Governance at Crossroads: Insights from Bangladesh, strives to bridge the gap between assumptions of western theories and shortcomings of local practices. The book is an outcome of an International Conference on 40 Years of Bangladesh: Retrospect and Future Prospects held in Dhaka on 26-28 November, 2011. It was organised by the Insitute of Governance Studies (IGS) (Now BIGD), BRAC University, in collaboration with the Center for Development Studies (CDS), University of Bath, UK to mark the 40th Anniversary of the Independence of Bangladesh.

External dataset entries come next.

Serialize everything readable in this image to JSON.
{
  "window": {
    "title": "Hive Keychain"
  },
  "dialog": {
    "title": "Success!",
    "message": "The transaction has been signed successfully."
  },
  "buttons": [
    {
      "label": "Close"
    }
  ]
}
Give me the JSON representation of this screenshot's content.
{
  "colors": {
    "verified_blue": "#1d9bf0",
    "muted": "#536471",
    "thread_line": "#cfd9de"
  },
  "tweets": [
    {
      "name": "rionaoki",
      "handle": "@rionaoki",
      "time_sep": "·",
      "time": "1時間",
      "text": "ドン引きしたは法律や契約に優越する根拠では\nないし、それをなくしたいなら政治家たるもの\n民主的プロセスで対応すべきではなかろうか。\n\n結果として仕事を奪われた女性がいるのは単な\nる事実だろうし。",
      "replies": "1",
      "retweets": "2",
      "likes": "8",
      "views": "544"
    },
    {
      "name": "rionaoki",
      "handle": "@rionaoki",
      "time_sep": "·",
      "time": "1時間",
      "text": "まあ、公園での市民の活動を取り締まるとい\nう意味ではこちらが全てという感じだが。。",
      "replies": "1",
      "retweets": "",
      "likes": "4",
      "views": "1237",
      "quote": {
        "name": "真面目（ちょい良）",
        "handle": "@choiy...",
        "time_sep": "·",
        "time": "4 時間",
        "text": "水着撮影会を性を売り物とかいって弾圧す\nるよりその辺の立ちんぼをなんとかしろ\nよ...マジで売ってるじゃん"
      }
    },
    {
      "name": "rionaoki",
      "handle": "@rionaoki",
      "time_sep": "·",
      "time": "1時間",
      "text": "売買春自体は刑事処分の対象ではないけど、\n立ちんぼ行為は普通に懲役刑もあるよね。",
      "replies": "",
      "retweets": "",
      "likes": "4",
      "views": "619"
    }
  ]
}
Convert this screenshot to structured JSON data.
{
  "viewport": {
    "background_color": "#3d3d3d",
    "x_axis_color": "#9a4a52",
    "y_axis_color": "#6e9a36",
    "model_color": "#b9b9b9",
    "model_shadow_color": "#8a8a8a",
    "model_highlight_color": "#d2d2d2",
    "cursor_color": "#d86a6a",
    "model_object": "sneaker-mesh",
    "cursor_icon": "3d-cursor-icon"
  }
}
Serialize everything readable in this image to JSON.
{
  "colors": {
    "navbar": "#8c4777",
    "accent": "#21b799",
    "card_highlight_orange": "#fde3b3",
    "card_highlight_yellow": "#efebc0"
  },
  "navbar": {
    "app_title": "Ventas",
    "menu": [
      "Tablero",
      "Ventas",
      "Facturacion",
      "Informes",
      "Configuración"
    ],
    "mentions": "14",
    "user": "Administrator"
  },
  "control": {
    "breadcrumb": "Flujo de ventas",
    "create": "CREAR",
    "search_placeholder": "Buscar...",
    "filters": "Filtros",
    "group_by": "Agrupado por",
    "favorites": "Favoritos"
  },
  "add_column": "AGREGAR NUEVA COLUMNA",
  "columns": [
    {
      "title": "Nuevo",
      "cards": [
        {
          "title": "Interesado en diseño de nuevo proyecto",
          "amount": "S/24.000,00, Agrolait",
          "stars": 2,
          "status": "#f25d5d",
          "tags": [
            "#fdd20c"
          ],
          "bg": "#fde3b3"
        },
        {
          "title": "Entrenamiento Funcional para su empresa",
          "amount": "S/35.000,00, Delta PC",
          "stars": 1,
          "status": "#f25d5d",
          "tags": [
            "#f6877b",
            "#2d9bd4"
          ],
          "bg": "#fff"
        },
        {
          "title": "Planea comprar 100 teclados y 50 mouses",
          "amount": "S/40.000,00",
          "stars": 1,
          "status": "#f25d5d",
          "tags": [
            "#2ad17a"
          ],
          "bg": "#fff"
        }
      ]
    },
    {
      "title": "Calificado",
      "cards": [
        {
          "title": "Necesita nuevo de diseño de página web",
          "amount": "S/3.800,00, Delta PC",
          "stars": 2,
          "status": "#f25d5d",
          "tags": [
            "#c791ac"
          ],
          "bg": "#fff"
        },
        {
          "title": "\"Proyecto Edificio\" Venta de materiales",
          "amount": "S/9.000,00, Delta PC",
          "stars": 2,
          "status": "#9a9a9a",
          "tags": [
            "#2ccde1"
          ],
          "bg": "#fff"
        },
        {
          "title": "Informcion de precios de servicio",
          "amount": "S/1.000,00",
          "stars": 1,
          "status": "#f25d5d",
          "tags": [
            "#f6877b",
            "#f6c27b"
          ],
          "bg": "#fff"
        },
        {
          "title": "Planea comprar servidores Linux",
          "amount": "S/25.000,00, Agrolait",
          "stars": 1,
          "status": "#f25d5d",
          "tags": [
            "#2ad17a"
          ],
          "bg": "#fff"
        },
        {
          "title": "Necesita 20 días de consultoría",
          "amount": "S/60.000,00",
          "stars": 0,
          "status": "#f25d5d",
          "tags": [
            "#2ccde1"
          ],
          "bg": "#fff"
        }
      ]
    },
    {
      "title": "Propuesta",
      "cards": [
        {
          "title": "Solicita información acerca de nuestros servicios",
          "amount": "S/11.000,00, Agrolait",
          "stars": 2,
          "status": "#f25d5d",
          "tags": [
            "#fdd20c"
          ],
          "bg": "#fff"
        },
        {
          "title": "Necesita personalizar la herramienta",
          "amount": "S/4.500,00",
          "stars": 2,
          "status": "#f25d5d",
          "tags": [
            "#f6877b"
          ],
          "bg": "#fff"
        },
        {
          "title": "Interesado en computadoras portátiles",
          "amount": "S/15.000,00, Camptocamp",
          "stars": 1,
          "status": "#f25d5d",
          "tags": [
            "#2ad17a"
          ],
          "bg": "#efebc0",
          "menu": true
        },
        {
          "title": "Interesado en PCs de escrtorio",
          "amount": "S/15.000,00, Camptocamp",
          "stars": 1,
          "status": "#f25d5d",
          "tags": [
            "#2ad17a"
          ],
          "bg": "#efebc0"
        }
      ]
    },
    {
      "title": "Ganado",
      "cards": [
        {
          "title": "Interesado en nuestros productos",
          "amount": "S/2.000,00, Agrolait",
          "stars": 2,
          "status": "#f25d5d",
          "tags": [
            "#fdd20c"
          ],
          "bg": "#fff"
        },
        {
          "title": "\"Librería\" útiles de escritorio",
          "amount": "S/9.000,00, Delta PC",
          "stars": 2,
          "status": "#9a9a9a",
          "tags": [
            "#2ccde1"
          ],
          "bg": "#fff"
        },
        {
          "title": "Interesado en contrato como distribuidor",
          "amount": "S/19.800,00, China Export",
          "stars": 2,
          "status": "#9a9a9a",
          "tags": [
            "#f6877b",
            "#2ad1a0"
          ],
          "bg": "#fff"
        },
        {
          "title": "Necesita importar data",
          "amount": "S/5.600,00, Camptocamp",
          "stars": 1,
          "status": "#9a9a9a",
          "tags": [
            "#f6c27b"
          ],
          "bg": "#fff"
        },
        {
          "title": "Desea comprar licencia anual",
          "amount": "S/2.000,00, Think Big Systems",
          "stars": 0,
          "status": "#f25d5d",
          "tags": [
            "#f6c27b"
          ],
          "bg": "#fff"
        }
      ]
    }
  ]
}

The Parliament is one of the least researched political institutions in the country. Unlike other parliaments which routinely compile and publish information on different types of activities of parliamentarians, the Bangladesh Parliament remains seriously deficient; it does not appear to be much aware of the practices followed in other parliaments. Nor does there exist many scholarly works on the working of Parliament in Bangladesh.
This book looks at the career of the Muslim League in East Pakistan (now Bangladesh) from 15 August 1947, the day it assumed political power from the Raj, to the election of 8 March 1954, when it was massively defeated by a newly-formed United Front.
বইটি বাংলাদেশের রাজনীতির উপর ইংরেজিতে লেখকের রচিত ৬ষ্ঠ বই Bangladesh: A study of the Democratic regimes এর বঙ্গানুবাদ। বইটিতে ১৯৯১ সাল থেকে ২০০৬ সাল আবধি সংবিধান সংশোধন ও আইন সংস্কারের প্রসঙ্গসহ বিভিন্ন গুরুপ্তপূর্ন বিষয় আলোচিত হয়েছে যেগুলি বাংলাদেশের রাজনৈতিক প্রক্রিয়ায় উল্লেখযোগ্য প্রভাব ফেলেছে। ওই ঐতিহাসিক প্রক্রিয়াকে জানতে ও বুঝতে সাহায্য করার জন্য লেখক এখানে অত্যন্ত গভীর ও নির্ভুলভাবে রাজনৈতিক, অর্থনৈতিক বিকেন্দ্রীকরণ ও প্রশাসনের রাজনীতিকরণের বিষয়গুলো বিশেষভাবে তুলে ধরেছেন। তিনি দেখিয়েছেন, বেশ কিছু পরিবর্তন যেমন উপকারী তেমনি কিছু অত্যন্ত বিতর্কি
Bangladesh has witnessed a continuous regress in governance since her birth in 1971. The flouting of most norms of personnel administration has created Gresham’s Law Syndrome where the bad drives out the good.
This volume explores the experience of forty years of public administration in Bangladesh as a field of study as well as a practice. Although the latter predates the former, both have nevertheless declined over the decades. None appears to be much capable of keeping pace with developments taking place in its environment. Whatever changes have taken place in each area cannot be considered as ‘sufficient’ to deal with demands of time. The book examines the factors that account for the development and decline of public administration in Bangladesh.
The incidence of armed conflict in human society is as pervasive as the wish for peace is universal. The use of force, and the prevention of it, has preoccupied the minds of rulers and scholars since time immemorial, from Thucydides, Kautilya, Machiavelli, Mao Zedong, Hans Morganthau, and Henry Kissinger. So too some of the most charismatic and influential personalities in human history, from Buddha to Martin Luther King. This book is a timely contribution to a conflict prone current global environment.
The dominant role of bureaucracy in governance in Bangladesh is well-known. Bangladesh has been and continues to be an administrative state. The need for reforming bureaucracy was recognized even during the Pakistan times. However, all efforts to reform an entrenched bureaucracy failed to a large extent.
In the past decade, militant Hindu nationalism has emerged as a dominant political force in India, and it looks set to stay in the absence of a credible challenge from centrist and Left parties. The pursuit of an exclusivist agenda of ‘cultural nationalism’ (Hindutva) by the Bharatiya Janata Party, the Shiv Sena, and an assortment of other groups, that comprise the Sangh Parivar’, is seen as a threat to India’s pluralist traditions.
The focus in this book is on the important topic of poverty alleviation, in two relatively undeveloped areas in Asia, namely, West Bengal in India and in Bangladesh.